* Problem: The result should be every line of the listing that holds the word "with".

************

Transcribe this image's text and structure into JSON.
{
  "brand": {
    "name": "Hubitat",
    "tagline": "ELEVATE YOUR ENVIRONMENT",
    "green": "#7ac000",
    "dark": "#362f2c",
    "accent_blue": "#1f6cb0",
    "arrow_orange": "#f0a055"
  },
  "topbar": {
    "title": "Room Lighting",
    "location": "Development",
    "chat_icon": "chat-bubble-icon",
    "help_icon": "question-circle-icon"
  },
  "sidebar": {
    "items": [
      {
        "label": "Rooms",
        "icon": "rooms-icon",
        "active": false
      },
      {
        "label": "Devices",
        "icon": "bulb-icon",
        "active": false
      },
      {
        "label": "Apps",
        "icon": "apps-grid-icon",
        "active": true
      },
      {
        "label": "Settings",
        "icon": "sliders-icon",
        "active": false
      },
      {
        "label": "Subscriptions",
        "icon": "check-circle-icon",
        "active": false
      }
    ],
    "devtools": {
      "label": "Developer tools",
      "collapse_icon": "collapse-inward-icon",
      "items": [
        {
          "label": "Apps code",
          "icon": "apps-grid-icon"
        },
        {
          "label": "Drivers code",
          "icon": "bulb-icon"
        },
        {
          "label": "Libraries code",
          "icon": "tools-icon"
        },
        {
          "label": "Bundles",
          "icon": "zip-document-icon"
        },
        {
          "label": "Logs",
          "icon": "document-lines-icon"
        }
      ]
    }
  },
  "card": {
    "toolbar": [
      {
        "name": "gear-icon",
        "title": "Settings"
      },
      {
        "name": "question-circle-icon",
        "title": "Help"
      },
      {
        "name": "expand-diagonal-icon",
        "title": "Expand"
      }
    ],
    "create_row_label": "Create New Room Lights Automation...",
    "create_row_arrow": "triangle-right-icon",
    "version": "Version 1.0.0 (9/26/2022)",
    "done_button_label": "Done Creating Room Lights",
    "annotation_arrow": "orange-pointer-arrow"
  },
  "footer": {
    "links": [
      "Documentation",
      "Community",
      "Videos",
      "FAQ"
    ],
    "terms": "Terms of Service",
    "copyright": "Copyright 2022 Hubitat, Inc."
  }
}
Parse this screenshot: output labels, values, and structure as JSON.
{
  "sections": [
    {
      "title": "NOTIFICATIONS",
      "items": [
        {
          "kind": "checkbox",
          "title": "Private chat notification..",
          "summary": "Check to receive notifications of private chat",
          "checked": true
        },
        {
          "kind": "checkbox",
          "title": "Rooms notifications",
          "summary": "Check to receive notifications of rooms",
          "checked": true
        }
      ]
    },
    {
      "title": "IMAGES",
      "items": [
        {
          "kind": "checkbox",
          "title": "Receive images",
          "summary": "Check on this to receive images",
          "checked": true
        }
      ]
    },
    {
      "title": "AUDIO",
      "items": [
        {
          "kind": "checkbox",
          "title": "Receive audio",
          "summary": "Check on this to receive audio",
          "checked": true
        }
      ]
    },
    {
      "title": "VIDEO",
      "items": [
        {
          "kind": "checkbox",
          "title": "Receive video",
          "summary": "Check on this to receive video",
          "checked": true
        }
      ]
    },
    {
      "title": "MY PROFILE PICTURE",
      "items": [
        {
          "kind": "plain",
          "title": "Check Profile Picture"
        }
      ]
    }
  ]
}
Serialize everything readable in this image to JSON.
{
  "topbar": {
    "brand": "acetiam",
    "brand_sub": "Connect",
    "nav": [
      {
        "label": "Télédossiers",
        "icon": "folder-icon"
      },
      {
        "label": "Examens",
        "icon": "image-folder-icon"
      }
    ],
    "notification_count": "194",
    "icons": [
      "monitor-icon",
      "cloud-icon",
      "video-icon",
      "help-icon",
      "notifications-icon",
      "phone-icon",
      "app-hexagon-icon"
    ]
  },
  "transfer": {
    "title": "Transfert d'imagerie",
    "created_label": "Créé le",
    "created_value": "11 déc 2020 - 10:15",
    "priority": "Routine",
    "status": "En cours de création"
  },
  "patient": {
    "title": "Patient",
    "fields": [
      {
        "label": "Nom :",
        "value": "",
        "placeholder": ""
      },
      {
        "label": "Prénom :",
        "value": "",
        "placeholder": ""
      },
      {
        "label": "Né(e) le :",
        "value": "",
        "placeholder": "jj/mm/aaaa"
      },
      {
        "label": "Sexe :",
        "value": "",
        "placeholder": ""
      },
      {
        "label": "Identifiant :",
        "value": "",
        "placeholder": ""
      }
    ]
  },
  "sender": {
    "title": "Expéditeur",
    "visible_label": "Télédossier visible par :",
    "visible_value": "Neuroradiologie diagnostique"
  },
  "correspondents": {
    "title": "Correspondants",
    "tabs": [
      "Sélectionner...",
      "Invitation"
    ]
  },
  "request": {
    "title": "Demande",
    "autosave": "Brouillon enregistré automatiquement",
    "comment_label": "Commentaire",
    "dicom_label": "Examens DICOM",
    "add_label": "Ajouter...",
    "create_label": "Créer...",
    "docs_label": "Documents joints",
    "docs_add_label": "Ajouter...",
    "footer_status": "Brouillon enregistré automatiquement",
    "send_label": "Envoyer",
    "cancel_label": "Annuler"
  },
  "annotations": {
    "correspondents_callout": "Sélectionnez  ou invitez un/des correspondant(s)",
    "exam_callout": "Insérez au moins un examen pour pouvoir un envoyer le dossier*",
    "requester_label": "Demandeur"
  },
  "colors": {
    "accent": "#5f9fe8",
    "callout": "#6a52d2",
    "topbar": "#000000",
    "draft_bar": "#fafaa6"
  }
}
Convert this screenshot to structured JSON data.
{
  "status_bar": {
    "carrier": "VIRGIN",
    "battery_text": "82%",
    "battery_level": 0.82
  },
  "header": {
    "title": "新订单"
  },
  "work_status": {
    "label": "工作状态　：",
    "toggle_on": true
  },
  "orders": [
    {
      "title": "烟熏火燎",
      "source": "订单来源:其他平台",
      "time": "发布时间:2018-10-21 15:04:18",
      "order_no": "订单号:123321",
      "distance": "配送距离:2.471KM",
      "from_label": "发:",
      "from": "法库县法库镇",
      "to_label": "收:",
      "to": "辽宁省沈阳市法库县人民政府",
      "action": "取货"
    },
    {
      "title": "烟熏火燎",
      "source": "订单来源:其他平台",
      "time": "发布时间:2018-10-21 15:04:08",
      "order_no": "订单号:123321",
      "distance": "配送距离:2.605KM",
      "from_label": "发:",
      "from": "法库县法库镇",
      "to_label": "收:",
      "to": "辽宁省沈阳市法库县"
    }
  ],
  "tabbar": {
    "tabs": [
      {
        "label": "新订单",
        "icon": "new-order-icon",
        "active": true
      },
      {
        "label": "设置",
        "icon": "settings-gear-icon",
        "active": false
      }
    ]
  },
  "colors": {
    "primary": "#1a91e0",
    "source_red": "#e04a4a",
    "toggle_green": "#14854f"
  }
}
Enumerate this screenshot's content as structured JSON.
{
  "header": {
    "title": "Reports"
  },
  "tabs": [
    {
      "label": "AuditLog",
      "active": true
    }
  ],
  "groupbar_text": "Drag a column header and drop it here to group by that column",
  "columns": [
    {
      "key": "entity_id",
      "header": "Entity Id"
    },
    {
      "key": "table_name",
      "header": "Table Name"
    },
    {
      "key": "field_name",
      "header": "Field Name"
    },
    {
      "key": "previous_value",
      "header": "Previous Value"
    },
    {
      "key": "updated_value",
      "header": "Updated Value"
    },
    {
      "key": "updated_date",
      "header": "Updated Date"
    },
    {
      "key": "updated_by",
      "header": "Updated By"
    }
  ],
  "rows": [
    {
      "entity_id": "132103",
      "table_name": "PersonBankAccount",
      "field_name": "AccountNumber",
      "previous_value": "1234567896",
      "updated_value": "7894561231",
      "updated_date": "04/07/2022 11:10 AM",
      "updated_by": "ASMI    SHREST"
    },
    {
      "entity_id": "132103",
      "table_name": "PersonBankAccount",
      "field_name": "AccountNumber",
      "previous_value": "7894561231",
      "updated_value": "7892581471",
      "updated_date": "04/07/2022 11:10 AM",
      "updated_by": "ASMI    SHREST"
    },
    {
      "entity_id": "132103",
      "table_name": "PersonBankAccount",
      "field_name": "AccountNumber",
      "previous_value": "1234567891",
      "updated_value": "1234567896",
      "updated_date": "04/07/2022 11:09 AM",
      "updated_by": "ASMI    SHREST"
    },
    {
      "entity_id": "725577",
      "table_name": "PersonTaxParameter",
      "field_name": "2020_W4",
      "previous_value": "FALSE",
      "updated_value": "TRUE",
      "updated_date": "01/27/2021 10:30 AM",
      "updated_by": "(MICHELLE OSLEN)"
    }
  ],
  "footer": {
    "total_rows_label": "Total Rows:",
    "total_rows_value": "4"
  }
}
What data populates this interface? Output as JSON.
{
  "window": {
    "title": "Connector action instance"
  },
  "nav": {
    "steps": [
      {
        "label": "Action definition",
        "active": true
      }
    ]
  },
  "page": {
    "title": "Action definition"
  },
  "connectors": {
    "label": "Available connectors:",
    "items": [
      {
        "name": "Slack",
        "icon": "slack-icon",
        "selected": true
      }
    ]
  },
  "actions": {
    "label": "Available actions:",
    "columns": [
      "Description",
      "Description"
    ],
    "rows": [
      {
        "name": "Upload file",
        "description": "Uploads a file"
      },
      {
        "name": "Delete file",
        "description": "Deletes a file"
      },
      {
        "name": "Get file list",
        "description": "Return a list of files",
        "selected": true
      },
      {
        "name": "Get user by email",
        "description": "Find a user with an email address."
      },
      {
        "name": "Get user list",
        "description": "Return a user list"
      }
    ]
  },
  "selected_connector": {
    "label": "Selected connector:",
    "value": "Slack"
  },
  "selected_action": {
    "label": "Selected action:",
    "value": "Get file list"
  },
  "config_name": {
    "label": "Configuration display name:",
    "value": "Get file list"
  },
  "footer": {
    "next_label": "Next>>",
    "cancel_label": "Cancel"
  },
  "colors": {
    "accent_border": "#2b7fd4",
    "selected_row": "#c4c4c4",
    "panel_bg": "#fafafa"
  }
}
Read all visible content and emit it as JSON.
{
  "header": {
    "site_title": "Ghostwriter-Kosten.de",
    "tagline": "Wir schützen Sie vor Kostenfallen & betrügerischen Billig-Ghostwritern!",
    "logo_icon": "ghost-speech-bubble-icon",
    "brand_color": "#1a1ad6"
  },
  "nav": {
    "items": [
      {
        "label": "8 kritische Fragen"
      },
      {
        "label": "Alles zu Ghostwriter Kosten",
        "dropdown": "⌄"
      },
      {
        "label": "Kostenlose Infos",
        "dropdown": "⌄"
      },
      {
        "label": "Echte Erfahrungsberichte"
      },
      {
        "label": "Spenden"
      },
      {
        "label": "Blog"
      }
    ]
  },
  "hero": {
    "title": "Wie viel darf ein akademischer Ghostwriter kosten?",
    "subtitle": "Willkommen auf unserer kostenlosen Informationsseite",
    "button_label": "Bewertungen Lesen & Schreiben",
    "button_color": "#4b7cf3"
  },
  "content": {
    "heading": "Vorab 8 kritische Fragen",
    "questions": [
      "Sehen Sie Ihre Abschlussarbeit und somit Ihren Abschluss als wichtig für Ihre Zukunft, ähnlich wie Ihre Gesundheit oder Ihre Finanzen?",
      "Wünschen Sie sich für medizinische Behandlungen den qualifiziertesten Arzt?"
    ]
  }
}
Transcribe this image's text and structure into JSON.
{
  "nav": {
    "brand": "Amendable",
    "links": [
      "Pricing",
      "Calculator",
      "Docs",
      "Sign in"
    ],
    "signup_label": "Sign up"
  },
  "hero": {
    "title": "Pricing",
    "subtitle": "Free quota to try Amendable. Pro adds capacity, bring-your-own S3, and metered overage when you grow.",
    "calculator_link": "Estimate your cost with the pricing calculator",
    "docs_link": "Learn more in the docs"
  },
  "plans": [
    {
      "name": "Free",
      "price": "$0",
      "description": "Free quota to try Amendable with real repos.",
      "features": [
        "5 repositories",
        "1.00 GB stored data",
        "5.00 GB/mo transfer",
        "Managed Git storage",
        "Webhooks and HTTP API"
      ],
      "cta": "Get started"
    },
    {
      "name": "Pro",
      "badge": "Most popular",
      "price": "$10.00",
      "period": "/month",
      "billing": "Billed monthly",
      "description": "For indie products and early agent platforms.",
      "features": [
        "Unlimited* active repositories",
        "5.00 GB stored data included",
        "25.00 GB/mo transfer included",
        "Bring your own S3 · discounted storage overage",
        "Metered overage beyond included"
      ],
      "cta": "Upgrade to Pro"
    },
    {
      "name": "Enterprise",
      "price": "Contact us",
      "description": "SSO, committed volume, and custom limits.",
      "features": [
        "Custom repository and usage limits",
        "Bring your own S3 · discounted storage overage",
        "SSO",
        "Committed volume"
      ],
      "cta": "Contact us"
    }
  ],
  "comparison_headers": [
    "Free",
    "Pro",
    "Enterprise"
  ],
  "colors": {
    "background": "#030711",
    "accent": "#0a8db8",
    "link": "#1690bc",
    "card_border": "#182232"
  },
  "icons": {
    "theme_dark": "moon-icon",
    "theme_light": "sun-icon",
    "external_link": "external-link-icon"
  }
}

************

* Answer to this problem:
        "description": "Find a user with an email address."
    "calculator_link": "Estimate your cost with the pricing calculator",
      "description": "Free quota to try Amendable with real repos.",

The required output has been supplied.